== Segment start ==

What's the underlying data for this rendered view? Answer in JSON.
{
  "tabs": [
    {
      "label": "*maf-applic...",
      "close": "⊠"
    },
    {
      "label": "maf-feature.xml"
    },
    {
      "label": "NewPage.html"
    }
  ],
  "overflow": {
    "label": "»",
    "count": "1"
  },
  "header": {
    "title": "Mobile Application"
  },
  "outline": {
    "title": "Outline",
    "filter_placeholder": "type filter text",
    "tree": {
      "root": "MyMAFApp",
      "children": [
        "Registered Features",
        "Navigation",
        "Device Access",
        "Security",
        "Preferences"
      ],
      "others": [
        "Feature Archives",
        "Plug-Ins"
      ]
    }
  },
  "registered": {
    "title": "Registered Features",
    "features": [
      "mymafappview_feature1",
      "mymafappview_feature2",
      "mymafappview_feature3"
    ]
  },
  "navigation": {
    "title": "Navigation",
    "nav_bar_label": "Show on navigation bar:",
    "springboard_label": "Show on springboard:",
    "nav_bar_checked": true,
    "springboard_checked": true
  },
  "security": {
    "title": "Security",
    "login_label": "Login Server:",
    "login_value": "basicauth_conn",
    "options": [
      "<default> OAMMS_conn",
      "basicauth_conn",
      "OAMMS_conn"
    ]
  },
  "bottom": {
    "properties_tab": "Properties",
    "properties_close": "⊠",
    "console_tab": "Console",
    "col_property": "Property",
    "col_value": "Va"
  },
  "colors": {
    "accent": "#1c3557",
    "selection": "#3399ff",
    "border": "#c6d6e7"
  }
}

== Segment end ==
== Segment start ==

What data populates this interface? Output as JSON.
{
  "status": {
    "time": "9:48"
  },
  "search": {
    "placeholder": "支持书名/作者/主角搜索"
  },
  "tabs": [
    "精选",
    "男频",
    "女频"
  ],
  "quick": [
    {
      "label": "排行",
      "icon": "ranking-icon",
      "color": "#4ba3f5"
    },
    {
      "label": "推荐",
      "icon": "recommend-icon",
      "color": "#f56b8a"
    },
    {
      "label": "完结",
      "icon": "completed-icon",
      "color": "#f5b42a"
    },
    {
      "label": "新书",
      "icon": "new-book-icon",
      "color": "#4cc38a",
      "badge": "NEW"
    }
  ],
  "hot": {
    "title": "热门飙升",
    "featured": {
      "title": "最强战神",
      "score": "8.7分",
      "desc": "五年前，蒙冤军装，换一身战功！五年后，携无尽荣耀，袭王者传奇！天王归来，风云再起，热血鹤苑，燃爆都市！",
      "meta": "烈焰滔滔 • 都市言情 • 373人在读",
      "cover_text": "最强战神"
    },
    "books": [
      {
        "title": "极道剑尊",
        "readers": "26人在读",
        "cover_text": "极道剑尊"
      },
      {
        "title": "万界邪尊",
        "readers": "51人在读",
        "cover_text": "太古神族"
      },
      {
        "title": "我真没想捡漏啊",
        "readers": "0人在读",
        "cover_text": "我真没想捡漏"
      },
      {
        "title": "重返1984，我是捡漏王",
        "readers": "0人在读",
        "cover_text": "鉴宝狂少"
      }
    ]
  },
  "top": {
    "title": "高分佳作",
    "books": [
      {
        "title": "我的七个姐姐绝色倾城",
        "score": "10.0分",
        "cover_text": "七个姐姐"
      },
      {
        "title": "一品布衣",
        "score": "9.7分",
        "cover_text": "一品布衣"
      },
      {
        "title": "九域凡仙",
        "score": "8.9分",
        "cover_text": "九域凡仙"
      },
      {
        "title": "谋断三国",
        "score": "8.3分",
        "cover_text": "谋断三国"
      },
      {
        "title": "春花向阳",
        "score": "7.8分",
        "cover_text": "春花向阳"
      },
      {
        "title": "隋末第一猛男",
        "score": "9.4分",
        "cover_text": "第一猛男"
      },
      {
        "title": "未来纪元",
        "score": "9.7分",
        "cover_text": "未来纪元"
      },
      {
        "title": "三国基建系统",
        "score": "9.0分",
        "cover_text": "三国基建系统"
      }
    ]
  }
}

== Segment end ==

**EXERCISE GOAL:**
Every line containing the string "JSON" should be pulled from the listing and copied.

**ANSWER SECTION:**
What's the underlying data for this rendered view? Answer in JSON.
What data populates this interface? Output as JSON.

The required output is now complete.